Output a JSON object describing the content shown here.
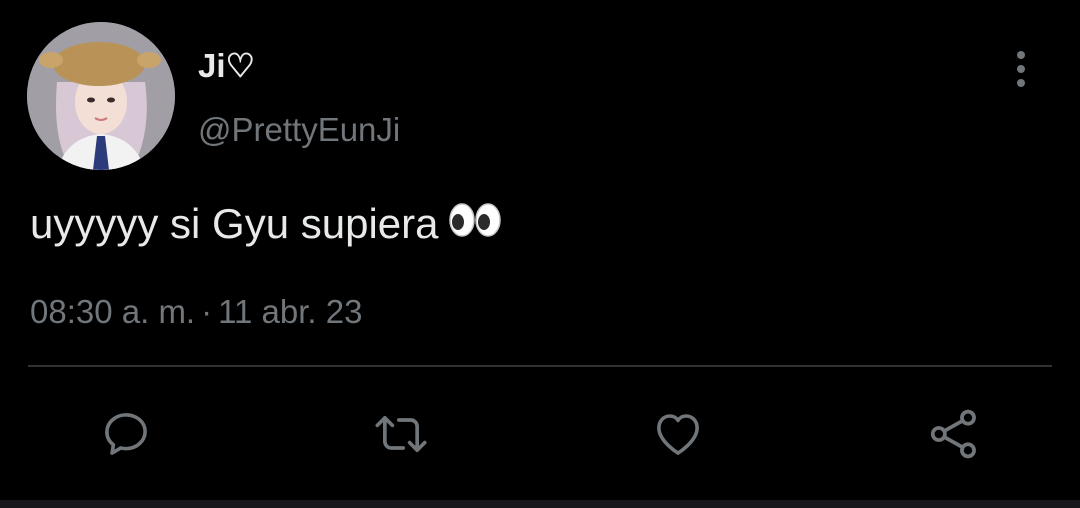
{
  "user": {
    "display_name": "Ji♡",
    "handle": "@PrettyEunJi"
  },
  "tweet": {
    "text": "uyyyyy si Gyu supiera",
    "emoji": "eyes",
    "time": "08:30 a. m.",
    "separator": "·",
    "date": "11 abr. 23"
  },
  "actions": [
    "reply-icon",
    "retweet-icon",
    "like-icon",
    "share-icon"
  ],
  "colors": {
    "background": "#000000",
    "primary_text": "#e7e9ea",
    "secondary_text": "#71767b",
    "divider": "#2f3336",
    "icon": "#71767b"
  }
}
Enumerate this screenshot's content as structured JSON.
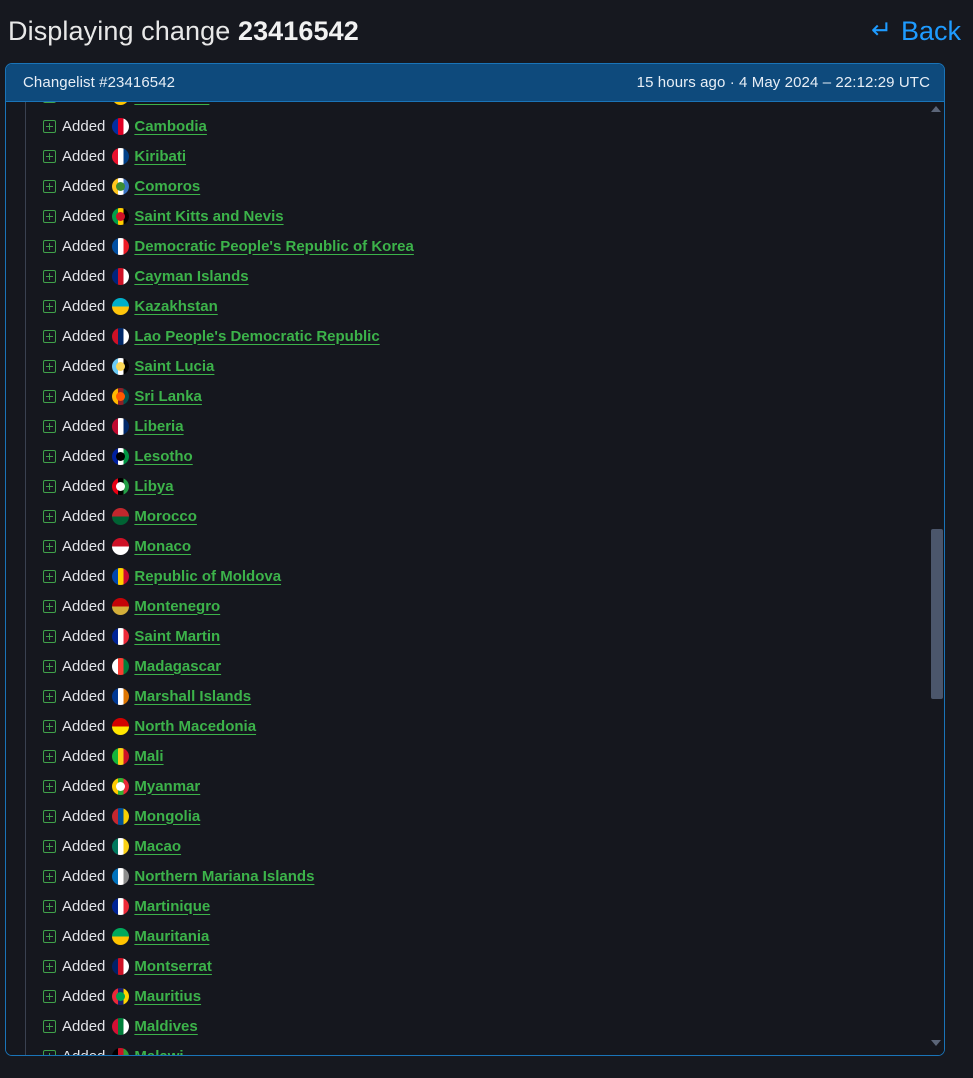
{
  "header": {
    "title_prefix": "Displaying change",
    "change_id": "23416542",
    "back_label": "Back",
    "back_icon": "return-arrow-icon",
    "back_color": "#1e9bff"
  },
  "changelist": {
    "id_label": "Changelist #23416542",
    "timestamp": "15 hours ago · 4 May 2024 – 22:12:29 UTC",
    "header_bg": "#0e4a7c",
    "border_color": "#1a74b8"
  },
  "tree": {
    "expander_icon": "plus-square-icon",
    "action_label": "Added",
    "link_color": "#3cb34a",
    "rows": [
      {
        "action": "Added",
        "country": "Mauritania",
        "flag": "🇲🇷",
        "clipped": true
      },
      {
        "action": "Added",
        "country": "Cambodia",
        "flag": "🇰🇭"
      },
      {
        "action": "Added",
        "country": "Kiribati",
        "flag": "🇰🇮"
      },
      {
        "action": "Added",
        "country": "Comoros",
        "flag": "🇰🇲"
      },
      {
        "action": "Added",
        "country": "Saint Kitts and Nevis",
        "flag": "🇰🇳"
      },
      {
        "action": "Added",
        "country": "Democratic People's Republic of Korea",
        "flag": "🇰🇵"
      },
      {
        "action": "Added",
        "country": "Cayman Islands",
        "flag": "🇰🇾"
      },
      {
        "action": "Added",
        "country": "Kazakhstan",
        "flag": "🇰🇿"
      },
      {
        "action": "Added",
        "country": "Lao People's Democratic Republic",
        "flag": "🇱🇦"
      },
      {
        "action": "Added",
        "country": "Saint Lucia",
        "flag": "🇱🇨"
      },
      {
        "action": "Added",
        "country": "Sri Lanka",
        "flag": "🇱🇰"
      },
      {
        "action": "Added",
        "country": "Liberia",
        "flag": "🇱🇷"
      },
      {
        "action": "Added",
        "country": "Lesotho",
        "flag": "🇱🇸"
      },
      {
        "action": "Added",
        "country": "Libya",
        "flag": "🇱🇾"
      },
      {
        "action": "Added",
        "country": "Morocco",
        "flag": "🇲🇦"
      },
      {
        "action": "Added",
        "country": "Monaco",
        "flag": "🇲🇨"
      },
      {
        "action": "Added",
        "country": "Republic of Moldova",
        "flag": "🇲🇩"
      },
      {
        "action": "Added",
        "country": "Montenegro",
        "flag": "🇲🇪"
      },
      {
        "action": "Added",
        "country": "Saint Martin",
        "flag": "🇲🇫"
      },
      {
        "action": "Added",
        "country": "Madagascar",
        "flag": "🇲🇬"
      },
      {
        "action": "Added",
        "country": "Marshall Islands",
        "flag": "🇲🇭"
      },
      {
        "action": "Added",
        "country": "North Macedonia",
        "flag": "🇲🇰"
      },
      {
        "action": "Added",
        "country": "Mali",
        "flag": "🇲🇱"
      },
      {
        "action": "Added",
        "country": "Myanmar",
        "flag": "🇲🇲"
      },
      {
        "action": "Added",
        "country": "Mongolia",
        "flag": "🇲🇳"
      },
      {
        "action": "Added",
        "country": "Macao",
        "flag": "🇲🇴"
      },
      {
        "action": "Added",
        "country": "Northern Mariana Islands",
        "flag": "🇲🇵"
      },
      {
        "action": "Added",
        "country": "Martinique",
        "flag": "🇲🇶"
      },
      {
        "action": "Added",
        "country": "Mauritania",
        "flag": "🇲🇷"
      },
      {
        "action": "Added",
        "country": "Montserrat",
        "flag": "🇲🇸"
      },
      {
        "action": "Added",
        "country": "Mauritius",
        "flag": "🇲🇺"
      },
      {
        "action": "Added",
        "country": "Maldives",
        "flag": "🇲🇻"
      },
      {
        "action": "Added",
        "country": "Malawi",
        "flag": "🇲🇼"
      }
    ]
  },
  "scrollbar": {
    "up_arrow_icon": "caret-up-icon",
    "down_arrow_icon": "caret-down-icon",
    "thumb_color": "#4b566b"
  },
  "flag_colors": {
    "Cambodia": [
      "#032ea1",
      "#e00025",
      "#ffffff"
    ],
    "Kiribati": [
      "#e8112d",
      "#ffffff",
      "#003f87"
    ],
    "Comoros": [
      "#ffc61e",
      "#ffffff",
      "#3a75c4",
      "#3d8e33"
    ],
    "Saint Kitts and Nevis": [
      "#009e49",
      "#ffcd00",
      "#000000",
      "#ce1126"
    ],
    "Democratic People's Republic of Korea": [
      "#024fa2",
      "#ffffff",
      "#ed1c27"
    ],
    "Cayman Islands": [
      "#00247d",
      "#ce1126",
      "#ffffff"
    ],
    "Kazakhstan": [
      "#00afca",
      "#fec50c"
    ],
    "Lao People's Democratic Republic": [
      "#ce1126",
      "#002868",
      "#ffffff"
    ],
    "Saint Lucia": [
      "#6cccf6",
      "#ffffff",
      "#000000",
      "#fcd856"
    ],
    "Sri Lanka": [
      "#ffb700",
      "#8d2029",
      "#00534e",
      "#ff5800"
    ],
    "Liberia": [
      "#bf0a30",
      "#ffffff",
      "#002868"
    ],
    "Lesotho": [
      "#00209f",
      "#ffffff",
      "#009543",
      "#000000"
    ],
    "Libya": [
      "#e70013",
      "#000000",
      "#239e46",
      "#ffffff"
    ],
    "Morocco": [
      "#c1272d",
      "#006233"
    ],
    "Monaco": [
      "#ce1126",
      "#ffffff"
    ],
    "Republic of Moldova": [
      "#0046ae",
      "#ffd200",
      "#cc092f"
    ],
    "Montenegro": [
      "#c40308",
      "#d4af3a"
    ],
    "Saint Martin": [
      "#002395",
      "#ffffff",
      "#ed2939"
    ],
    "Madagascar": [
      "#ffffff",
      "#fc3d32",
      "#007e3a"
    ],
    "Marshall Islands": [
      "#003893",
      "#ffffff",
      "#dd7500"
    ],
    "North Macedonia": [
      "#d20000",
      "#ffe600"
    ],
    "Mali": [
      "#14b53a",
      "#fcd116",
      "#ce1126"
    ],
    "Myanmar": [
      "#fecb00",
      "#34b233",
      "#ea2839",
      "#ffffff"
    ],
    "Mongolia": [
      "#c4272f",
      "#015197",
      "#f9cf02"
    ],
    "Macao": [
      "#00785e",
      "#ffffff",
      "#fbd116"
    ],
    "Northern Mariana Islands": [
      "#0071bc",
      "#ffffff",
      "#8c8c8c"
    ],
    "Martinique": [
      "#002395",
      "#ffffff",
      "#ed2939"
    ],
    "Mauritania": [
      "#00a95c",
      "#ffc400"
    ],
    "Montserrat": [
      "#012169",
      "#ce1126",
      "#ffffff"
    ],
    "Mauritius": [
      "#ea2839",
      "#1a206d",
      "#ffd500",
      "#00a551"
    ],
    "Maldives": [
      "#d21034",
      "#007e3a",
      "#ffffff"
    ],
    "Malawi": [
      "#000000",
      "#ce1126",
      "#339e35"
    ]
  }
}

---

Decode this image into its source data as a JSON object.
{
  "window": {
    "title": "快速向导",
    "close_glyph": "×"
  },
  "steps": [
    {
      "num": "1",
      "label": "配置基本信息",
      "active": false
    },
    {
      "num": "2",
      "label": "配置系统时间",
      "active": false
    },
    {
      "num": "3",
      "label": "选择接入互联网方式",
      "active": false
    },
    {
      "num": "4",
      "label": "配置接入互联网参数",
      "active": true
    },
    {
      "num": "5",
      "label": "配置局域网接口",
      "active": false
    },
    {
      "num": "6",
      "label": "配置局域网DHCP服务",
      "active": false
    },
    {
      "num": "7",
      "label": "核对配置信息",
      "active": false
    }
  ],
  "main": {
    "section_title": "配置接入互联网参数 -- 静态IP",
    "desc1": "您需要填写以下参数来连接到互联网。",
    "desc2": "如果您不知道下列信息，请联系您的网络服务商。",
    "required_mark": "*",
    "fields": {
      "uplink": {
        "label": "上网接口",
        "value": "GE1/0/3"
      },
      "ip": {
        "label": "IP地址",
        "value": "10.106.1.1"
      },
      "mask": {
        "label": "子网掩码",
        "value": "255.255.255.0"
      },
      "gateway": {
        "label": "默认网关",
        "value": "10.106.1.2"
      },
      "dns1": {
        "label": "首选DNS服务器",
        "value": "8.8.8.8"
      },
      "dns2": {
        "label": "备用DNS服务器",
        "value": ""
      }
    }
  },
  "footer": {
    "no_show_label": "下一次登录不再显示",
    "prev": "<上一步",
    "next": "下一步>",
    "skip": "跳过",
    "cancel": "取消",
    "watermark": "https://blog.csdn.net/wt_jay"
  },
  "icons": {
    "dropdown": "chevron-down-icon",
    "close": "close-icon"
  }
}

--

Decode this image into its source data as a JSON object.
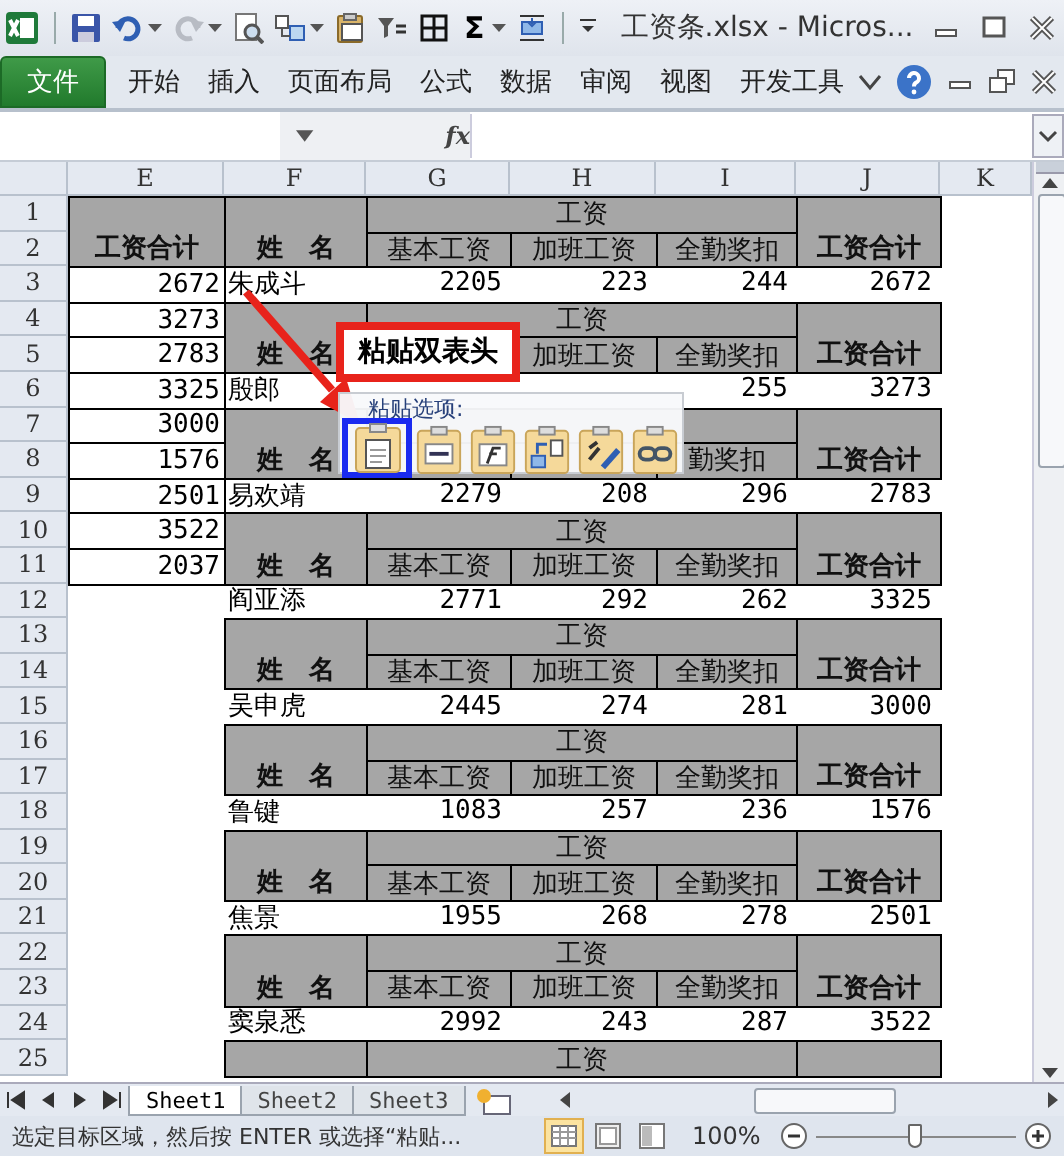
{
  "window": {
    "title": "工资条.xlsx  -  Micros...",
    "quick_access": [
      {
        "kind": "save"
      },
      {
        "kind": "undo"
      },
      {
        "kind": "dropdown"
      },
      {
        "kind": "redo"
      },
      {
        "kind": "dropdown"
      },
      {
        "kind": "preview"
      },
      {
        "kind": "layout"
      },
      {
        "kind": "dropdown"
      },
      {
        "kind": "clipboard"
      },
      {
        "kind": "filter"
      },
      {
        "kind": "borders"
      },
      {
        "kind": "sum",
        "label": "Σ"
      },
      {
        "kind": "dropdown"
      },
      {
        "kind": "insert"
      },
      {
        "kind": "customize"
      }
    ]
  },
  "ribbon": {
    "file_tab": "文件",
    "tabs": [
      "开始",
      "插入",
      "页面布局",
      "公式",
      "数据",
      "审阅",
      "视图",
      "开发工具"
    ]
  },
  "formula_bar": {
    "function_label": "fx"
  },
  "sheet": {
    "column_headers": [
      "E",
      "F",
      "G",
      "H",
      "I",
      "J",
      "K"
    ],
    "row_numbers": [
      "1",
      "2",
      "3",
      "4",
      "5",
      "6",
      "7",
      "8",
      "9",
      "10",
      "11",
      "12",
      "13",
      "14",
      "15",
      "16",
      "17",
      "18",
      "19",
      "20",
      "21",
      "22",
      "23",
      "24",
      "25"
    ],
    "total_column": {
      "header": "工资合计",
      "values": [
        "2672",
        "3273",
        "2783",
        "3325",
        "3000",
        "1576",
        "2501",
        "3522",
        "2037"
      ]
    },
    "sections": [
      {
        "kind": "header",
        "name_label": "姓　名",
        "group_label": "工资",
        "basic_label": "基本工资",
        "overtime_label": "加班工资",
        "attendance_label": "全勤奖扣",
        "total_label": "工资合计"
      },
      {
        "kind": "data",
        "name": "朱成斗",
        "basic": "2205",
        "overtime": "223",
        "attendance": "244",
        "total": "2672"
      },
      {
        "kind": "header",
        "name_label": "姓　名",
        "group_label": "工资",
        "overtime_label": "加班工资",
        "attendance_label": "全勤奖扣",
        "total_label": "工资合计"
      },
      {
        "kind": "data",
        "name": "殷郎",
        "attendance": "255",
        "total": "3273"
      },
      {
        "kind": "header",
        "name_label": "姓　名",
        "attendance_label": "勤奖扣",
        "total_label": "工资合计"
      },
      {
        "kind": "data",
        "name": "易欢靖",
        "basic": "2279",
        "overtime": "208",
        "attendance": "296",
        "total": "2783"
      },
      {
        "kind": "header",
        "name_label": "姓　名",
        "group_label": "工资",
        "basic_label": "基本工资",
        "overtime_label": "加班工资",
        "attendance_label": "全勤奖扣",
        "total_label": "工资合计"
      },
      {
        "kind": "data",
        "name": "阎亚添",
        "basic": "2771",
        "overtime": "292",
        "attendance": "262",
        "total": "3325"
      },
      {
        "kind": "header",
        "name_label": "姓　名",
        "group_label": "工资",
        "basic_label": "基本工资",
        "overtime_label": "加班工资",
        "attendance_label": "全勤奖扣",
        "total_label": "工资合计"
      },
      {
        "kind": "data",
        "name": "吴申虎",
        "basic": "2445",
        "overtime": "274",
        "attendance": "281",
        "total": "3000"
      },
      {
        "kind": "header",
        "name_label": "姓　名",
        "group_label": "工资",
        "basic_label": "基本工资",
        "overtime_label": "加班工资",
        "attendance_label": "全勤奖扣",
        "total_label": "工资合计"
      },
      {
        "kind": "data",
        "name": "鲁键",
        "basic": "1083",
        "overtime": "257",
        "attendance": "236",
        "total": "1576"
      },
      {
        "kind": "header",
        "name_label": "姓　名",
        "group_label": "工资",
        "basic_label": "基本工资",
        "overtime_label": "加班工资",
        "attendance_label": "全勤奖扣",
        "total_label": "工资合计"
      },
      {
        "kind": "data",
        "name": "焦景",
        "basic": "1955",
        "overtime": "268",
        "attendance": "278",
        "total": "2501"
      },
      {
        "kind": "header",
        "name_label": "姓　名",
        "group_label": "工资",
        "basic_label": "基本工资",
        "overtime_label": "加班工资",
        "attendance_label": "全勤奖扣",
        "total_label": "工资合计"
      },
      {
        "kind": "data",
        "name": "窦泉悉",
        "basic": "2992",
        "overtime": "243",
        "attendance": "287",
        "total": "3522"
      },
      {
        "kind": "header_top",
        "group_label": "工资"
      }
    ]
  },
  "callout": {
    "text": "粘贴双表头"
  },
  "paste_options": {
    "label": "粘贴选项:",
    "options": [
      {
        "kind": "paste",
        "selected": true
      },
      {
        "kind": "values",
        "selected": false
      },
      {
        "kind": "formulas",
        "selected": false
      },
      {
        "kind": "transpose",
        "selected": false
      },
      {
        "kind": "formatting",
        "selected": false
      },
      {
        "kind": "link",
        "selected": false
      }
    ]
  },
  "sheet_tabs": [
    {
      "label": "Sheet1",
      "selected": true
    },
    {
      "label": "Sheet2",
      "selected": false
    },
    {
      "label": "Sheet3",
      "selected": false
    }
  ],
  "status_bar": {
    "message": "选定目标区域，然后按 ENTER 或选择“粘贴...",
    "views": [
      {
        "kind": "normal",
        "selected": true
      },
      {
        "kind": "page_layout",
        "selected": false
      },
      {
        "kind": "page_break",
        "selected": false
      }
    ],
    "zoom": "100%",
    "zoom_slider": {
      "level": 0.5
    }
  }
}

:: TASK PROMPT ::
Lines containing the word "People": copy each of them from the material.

:: OUTPUT ::
        "country": "Democratic People's Republic of Korea",
        "country": "Lao People's Democratic Republic",
    "Democratic People's Republic of Korea": [
    "Lao People's Democratic Republic": [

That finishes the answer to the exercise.